Day 37 – Survive the Savage (Tasman) Sea
Sunday, February 25, 2018
Dramatic folded right into life on board as if born to it. Fifty years earlier, Dramatic planned to join me on the Angelina Lauro, sailing from Auckland to Southampton. Instead, her life took a different path and she went to France. But our friendship survived intact and I knew I could always count on her for a warm Kiwi welcome whenever I knocked on her door. Now we were room-mates again and it was an easy transition from total privacy to sharing a bathroom.
Yesterday’s sunshine was but a memory as we sailed across the Tasman Sea which is known for its stormy weather and savage seas. Grey skies, grey seas, grey moods. As evening approached, the greyness was replaced with dramatic color as guests gussied up in gowns of every hue: red, blue, coral, purple, with huge smiles and perfect teeth, the men in penguin suits with dashing bow ties and matching cummerbunds. We joined the throng at the Welcome Aboard party where, at the Captain’s prompting, all the guests sang Happy Birthday to Mr. Danza, who had missed his celebration when we crossed the date line. Perhaps that was the real reason for the party.
Day 38 – Another Day at Sea
Monday, February 26, 2018
My team won again at morning Trivia. I have collected about 20 stamps on my prize-card, so I joined the line for prize redemption at 5 pm. It was my day to claim all the valuable prizes about which we had heard so much.

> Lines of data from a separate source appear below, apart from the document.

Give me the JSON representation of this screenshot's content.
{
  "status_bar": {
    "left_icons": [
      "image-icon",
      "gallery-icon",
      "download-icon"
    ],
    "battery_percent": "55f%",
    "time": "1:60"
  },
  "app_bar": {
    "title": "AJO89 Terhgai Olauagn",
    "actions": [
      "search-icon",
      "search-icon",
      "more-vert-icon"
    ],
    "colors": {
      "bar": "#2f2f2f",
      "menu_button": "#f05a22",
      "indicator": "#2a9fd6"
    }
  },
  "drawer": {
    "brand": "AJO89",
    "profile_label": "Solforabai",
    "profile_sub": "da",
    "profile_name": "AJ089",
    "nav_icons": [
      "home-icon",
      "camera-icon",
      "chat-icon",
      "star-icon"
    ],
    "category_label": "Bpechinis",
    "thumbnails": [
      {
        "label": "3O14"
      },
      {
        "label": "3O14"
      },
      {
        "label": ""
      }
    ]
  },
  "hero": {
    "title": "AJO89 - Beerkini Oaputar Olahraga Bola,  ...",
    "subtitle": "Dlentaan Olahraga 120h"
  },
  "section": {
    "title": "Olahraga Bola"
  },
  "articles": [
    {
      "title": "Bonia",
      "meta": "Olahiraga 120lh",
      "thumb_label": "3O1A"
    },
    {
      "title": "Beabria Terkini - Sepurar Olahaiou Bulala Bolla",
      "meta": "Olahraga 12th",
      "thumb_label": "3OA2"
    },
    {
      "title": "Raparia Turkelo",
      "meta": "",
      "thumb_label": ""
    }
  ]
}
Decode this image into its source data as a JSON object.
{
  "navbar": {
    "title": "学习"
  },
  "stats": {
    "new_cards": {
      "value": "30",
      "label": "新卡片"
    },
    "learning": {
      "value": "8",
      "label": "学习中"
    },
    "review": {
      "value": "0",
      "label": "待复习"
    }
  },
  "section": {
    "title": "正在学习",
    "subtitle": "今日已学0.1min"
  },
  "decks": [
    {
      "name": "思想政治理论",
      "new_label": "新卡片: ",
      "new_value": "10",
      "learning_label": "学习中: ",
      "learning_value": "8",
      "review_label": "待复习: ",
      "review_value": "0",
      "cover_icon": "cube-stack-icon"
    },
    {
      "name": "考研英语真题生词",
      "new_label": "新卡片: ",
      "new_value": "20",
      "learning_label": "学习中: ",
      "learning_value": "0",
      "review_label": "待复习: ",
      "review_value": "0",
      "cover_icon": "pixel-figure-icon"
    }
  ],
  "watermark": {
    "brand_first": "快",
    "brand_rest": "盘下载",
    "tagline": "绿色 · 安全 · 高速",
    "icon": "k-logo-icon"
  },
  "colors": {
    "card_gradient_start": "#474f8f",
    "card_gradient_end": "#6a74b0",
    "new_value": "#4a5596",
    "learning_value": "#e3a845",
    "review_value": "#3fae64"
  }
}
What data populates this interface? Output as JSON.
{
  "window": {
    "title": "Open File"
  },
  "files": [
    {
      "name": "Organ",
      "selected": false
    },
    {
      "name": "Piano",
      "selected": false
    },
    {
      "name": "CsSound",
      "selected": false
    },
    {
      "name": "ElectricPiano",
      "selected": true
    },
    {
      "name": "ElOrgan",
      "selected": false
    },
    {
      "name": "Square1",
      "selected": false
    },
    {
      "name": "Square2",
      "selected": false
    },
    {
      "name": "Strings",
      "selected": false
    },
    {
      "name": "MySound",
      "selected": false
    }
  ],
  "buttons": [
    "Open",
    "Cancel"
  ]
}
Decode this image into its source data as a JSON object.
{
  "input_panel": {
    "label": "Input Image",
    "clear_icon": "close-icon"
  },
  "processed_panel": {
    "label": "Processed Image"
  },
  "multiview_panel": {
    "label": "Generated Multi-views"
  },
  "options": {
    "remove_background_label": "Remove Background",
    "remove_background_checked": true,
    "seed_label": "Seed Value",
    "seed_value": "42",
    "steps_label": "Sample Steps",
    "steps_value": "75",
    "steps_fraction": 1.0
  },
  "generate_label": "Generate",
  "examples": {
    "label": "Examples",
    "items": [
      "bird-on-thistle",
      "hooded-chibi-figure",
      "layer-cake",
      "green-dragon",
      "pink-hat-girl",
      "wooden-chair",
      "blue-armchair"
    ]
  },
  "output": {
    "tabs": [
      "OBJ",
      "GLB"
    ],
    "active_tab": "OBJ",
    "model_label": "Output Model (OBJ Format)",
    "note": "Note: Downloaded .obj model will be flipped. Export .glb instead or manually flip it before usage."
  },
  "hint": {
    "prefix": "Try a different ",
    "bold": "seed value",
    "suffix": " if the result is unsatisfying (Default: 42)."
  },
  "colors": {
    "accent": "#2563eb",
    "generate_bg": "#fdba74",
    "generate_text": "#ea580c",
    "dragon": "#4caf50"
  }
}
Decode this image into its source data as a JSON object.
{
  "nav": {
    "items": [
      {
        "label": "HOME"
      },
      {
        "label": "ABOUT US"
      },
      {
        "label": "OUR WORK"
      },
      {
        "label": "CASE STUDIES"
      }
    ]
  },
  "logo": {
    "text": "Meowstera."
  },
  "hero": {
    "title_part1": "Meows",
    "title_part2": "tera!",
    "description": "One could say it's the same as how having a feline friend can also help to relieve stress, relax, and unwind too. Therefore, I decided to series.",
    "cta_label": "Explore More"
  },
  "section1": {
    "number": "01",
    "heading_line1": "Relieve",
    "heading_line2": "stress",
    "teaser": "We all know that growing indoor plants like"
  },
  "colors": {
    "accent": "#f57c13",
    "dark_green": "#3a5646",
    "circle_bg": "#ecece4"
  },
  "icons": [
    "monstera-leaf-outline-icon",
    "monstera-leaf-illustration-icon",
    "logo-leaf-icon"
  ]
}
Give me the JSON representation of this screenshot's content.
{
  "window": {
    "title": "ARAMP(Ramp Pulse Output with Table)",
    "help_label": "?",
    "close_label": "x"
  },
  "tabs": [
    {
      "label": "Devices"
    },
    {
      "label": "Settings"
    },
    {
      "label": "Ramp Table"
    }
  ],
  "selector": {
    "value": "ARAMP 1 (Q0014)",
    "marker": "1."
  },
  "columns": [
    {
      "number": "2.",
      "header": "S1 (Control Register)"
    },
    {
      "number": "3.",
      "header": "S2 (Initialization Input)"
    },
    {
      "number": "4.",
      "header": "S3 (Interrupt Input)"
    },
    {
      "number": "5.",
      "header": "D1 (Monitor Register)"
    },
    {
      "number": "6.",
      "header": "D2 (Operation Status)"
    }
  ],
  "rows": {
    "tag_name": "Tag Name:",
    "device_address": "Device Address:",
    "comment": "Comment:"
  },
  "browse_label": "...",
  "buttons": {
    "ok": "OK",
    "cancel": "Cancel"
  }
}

They were much better than usual, and I received a Cunard travel alarm clock and three flash-drives. Not a bad haul.
Tonight’s show was world-class! The Barricade Boys entertained us with non-stop music and drama, songs from Les Miz, Sinatra and the Jersey boys. The audience was tapping its feet, smiling and humming along with the boys on stage. They had each performed professionally in Les Miz, from London to Broadway to the Road Show and the movie. We loved them.
Day 39 – If it’s Sydney, it’s Almost Over
Tuesday, February 27, 2018
Any ship which sails into Sydney must arrive before the early morning commuter ferries start their daily schedule. Consequently, we sailed into the magnificent harbor in the dark and were docked at Circular Quay by the time I woke up. I pulled back the curtains and there was the opera house, splendid in the morning dawn.
Finally, I was going to the Blue Mountains. The name alone had always intrigued me but even though I’ve been to Sydney many times, I never seemed to get there. Until today.
Our tour group boarded a modern bus and we drove out of Sydney, through the area known as The Rocks, over the Paramatta River, the Sydney Harbor Bridge a great arch in the sky to the South. We drove through urban sprawl for miles, until we were surrounded by trees and bushes and hills and sky. Our destination was Katoomba, in the heart of the Blue Mountains and home of the world’s steepest funicular railway. The mountains appear to have a blue haze, or blue dusting, perhaps a trick of the light. Australians sometimes refer to the Blue Mountains as the Australian Grand Canyon because the mountains appear to soar straight up and down like the Grand Canyon, or the mountains in Milford Sound, or the cliffs in Hawaii. Here in Katoomba, the slopes are covered in greenery, apart from the Three Sisters Rocks.
Legend has it that an ancient father turned his daughters into rocks to protect them from a scavenging predator. When the danger passed, the father forgot the spell to turn them back into his beautiful, innocent daughters. The Three Sisters Rocks stand proud and soaring, looking over the canyon, still waiting for the magic moment when their lips will breathe once more, and they will love again.
We stood in line to board the funicular. There is just one track, one train, bright red. The glass doors open like the winged doors of the DeLorean in Back to the Future. We boarded by row, and adjusted our seats, upright, for a full-on experience, or partially reclined for a safer feeling. The doors closed, we began to move, and it felt as if we were on a roller-coaster without the speed. The train went down-hill at an angle of 52 degrees. Try it for yourself. It is steep. It’s a long way from vertical, but it’s a long way from gentle.
At the bottom we walked through perhaps a kilometer of rain-forest, past the mine entrance, now disused of course, enjoying the lushness of the trees and bushes and ferns, hearing the call of the birds. We returned to our bus via cable car, all 40 of us in one glass-walled box, suspended hundreds of feet above the ground, with a splendid view of the Three Sisters as we ascended.
If I make a bucket list of places to which I would like to return, the Blue Mountains will be high on the list. A splendid day.